When two flags are displayed, the position of honour is furthest to the left (to an observer facing the display). If there are only two flags, the Canadian flag should be on the left and the City flag on the right from the perspective of the audience.
Figure 1: Displaying two flags. Canadian flag and a flag of a municipality
When three flags are flown, the position of honour is in the centre. From the perspective of the audience facing the flags, the Canadian flag should be placed in the centre, the Provincial flag on the left, and the City flag on the right.
Figure 2: Displaying three flags. Canadian flag, a provincial flag and flag of a municipality
Figure 3: Displaying more than three flags
Here is the order of importance of flags based on precedence:
Please use this guide to inspect flags monthly and replace when necessary. Toronto City Council (MM22.37) has requested a monthly inspection of flags at City facilities, including Agencies and Corporations.
Outdoor flags typically need to be replaced every three to four months. Various factors impact how often you must replace a flag, including location, weather, and/or continuous day and night display.
Flags should be retired and replaced when that flag’s condition is such that it is no longer a fitting emblem for display and should be destroyed in a dignified manner. Replace flags when they are:
City facilities should inspect all flags prior to National Flag of Canada Day (February 15), Canada Day (July 1st) and Remembrance Day (November 11th) each year.
View a printable Flag Care Checklist.
When a flag is no longer in a suitable condition for use, it should be destroyed in a dignified manner such as burning it in private.
Flags flown at other civic locations vary depending on the number of poles but usually include one or more of the following:
Courtesy flag poles located at North York Civic Centre and Scarborough Civic Centre may fly flags permitted by the Flag Raising policy.
The recommended flag size to be flown is directly related to the height of the flag pole on which it will fly.
For more information please visit Rules for flying the National Flag of Canada.

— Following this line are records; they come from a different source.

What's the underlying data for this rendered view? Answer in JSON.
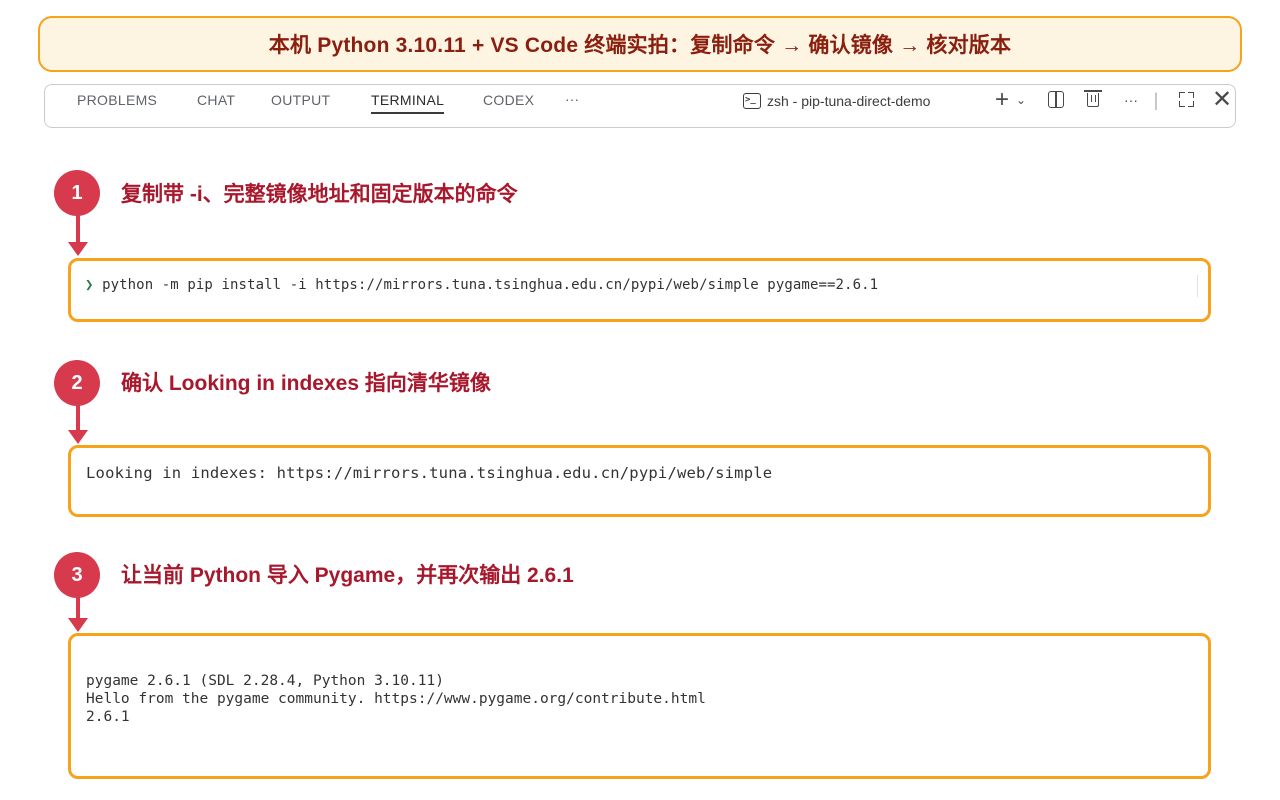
{
  "banner": {
    "title": "本机 Python 3.10.11 + VS Code 终端实拍：复制命令 → 确认镜像 → 核对版本"
  },
  "panel": {
    "tabs": [
      {
        "label": "PROBLEMS",
        "active": false
      },
      {
        "label": "CHAT",
        "active": false
      },
      {
        "label": "OUTPUT",
        "active": false
      },
      {
        "label": "TERMINAL",
        "active": true
      },
      {
        "label": "CODEX",
        "active": false
      }
    ],
    "more_label": "···",
    "terminal_name": "zsh - pip-tuna-direct-demo",
    "toolbar": {
      "new_terminal_icon": "plus-icon",
      "dropdown_icon": "chevron-down-icon",
      "split_icon": "split-terminal-icon",
      "kill_icon": "trash-icon",
      "more_icon": "ellipsis-icon",
      "maximize_icon": "maximize-icon",
      "close_icon": "close-icon"
    }
  },
  "colors": {
    "accent_orange": "#f7a21b",
    "step_red": "#d63a4c",
    "banner_bg": "#fdf4e2",
    "banner_text": "#8a1f0f",
    "label_text": "#a8182c"
  },
  "steps": [
    {
      "number": "1",
      "label": "复制带 -i、完整镜像地址和固定版本的命令",
      "prompt": "❯",
      "command": "python -m pip install -i https://mirrors.tuna.tsinghua.edu.cn/pypi/web/simple pygame==2.6.1"
    },
    {
      "number": "2",
      "label": "确认 Looking in indexes 指向清华镜像",
      "output": "Looking in indexes: https://mirrors.tuna.tsinghua.edu.cn/pypi/web/simple"
    },
    {
      "number": "3",
      "label": "让当前 Python 导入 Pygame，并再次输出 2.6.1",
      "output_lines": [
        "pygame 2.6.1 (SDL 2.28.4, Python 3.10.11)",
        "Hello from the pygame community. https://www.pygame.org/contribute.html",
        "2.6.1"
      ]
    }
  ]
}
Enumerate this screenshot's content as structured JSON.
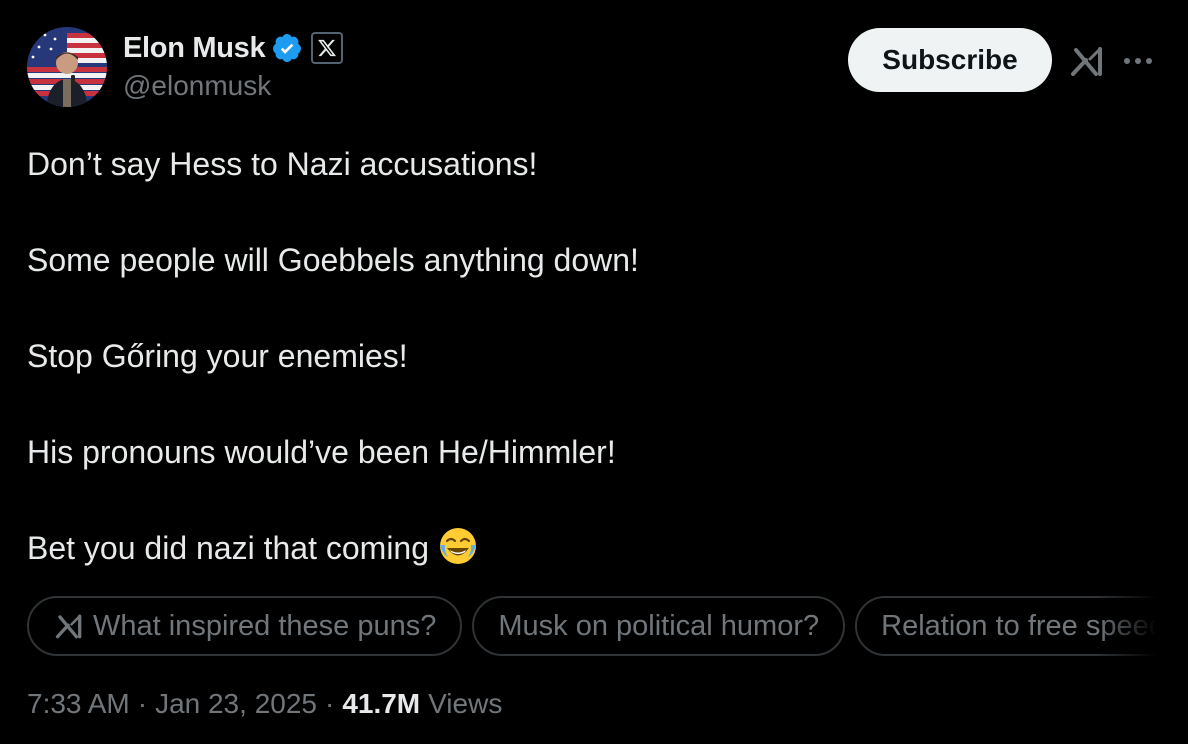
{
  "author": {
    "display_name": "Elon Musk",
    "handle": "@elonmusk",
    "verified_icon": "verified-badge-icon",
    "affiliation_icon": "x-logo-icon"
  },
  "header": {
    "subscribe_label": "Subscribe",
    "grok_icon": "grok-icon",
    "more_icon": "more-dots-icon"
  },
  "post": {
    "lines": [
      "Don’t say Hess to Nazi accusations!",
      "Some people will Goebbels anything down!",
      "Stop Gőring your enemies!",
      "His pronouns would’ve been He/Himmler!",
      "Bet you did nazi that coming"
    ],
    "emoji_icon": "face-with-tears-of-joy-icon"
  },
  "suggestions": [
    "What inspired these puns?",
    "Musk on political humor?",
    "Relation to free speech"
  ],
  "meta": {
    "time": "7:33 AM",
    "separator": "·",
    "date": "Jan 23, 2025",
    "views_count": "41.7M",
    "views_label": "Views"
  },
  "colors": {
    "background": "#000000",
    "text_primary": "#e7e9ea",
    "text_secondary": "#71767b",
    "verified_blue": "#1d9bf0",
    "subscribe_bg": "#eff3f4",
    "chip_border": "#2f3336"
  }
}
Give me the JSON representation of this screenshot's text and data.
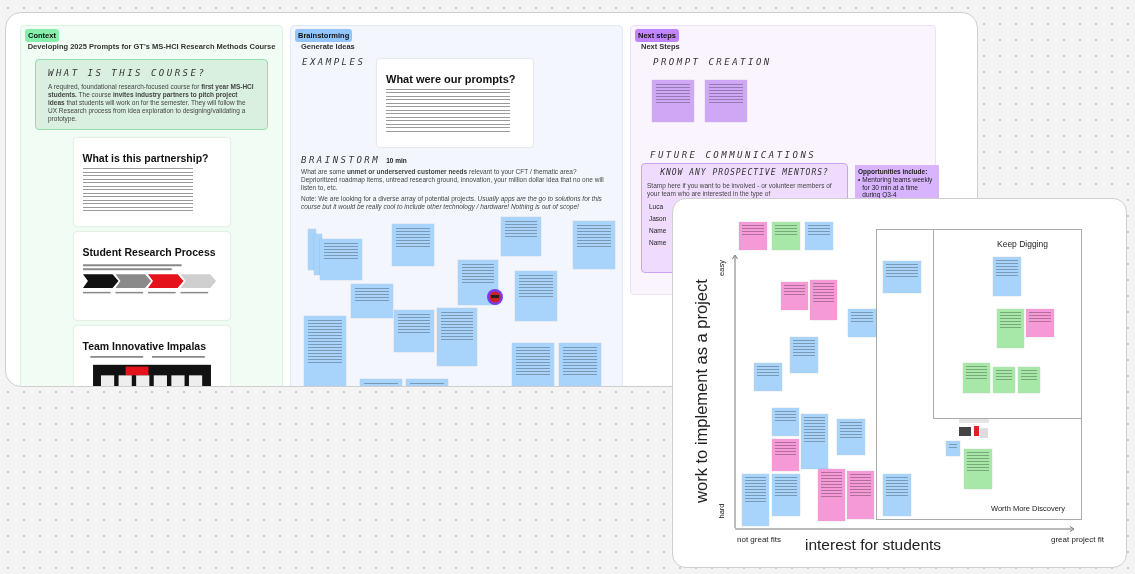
{
  "board": {
    "context": {
      "tag": "Context",
      "title": "Developing 2025 Prompts for GT's MS-HCI Research Methods Course",
      "callout": {
        "heading": "WHAT IS THIS COURSE?",
        "text": "A required, foundational research-focused course for **first year MS-HCI students.** The course **invites industry partners to pitch project ideas** that students will work on for the semester. They will follow the UX Research process from idea exploration to designing/validating a prototype."
      },
      "slides": [
        {
          "kind": "text",
          "title": "What is this partnership?"
        },
        {
          "kind": "process",
          "title": "Student Research Process"
        },
        {
          "kind": "screens",
          "title": "Team Innovative Impalas"
        }
      ]
    },
    "brainstorming": {
      "tag": "Brainstorming",
      "title": "Generate Ideas",
      "examples_heading": "EXAMPLES",
      "example_slide_title": "What were our prompts?",
      "brainstorm_heading": "BRAINSTORM",
      "duration": "10 min",
      "prompt": "What are some **unmet or underserved customer needs** relevant to your CFT / thematic area? Deprioritized roadmap items, untread research ground, innovation, your million dollar idea that no one will listen to, etc.",
      "note": "Note: We are looking for a diverse array of potential projects. *Usually apps are the go to solutions for this course but it would be really cool to include other technology / hardware! Nothing is out of scope!*"
    },
    "next_steps": {
      "tag": "Next steps",
      "title": "Next Steps",
      "prompt_heading": "PROMPT CREATION",
      "comms_heading": "FUTURE COMMUNICATIONS",
      "mentors": {
        "heading": "KNOW ANY PROSPECTIVE MENTORS?",
        "text": "Stamp here if you want to be involved - or volunteer members of your team who are interested in the type of",
        "names": [
          "Luca",
          "Jason",
          "Name",
          "Name"
        ]
      },
      "opportunities": {
        "heading": "Opportunities include:",
        "items": [
          {
            "bullet": "•",
            "text": "Mentoring teams weekly for 30 min at a time during Q3-4"
          }
        ]
      }
    }
  },
  "matrix": {
    "y_label": "work to implement as a project",
    "y_high": "easy",
    "y_low": "hard",
    "x_label": "interest for students",
    "x_low": "not great fits",
    "x_high": "great project fit",
    "quadrants": [
      "Keep Digging",
      "Worth More Discovery"
    ]
  }
}
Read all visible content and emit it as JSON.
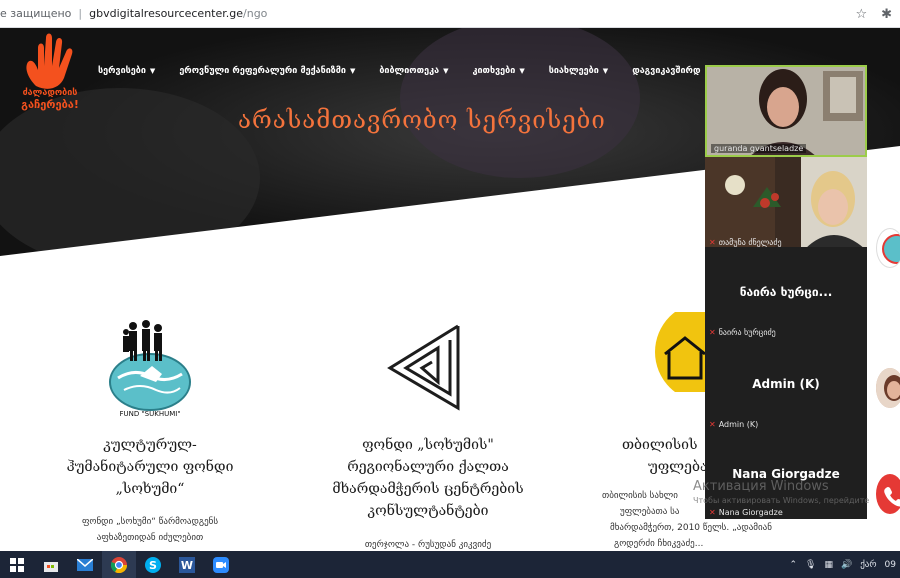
{
  "browser": {
    "security_text": "е защищено",
    "url_host": "gbvdigitalresourcecenter.ge",
    "url_path": "/ngo"
  },
  "site": {
    "logo_text_line1": "ძალადობის",
    "logo_text_line2": "გაჩერება!",
    "nav": [
      {
        "label": "სერვისები"
      },
      {
        "label": "ეროვნული რეფერალური მექანიზმი"
      },
      {
        "label": "ბიბლიოთეკა"
      },
      {
        "label": "კითხვები"
      },
      {
        "label": "სიახლეები"
      },
      {
        "label": "დაგვიკავშირდ"
      }
    ],
    "hero_title": "არასამთავრობო სერვისები",
    "accent_color": "#f4733c"
  },
  "cards": [
    {
      "title_lines": [
        "კულტურულ-",
        "ჰუმანიტარული ფონდი",
        "„სოხუმი“"
      ],
      "text_lines": [
        "ფონდი „სოხუმი“ წარმოადგენს",
        "აფხაზეთიდან იძულებით"
      ],
      "logo_caption": "FUND \"SUKHUMI\""
    },
    {
      "title_lines": [
        "ფონდი „სოხუმის\"",
        "რეგიონალური ქალთა",
        "მხარდამჭერის ცენტრების",
        "კონსულტანტები"
      ],
      "text_lines": [
        "თერჯოლა - რუსუდან კიკვიძე"
      ]
    },
    {
      "title_lines": [
        "თბილისის",
        "უფლებათ"
      ],
      "text_lines": [
        "თბილისის სახლი",
        "უფლებათა სა",
        "მხარდამჭერთ, 2010 წელს. „ადამიან",
        "გოდერძი ჩხიკვაძე..."
      ]
    }
  ],
  "video_panel": {
    "participants": [
      {
        "name": "guranda gvantseladze",
        "muted": false,
        "video": true
      },
      {
        "name": "თამუნა ძნელაძე",
        "muted": true,
        "video": true
      },
      {
        "display": "ნაირა ხურცი...",
        "name": "ნაირა ხურციძე",
        "muted": true,
        "video": false
      },
      {
        "display": "Admin (K)",
        "name": "Admin (K)",
        "muted": true,
        "video": false
      },
      {
        "display": "Nana Giorgadze",
        "name": "Nana Giorgadze",
        "muted": true,
        "video": false
      }
    ]
  },
  "windows_activation": {
    "title": "Активация Windows",
    "subtitle": "Чтобы активировать Windows, перейдите"
  },
  "taskbar": {
    "tray_lang": "ქარ",
    "tray_time": "09"
  }
}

Flag poles should be placed away from other structures, trees or other flag poles. The footprint around the base of the flag pole should be large enough to permit access to the poles as well as to allow for the space occupied by the largest size flag, plus a minimum of two feet (.6 metres) in each direction in order to pay proper respect to the flags displayed and ensure they will not get tangled. Equipment, such as signage, should not be placed at the bottom of the flagpoles to ensure there is access and no distraction from the flags.
Footprint example, two 20 ft. (6.1 metres) poles flying 3’ x 6’ (.9144 metres x 1.83 metres) flags side by side would need a minimum footprint of 32’ x 18’ (9.8 metres x 5.5 metres) as shown in the following diagram: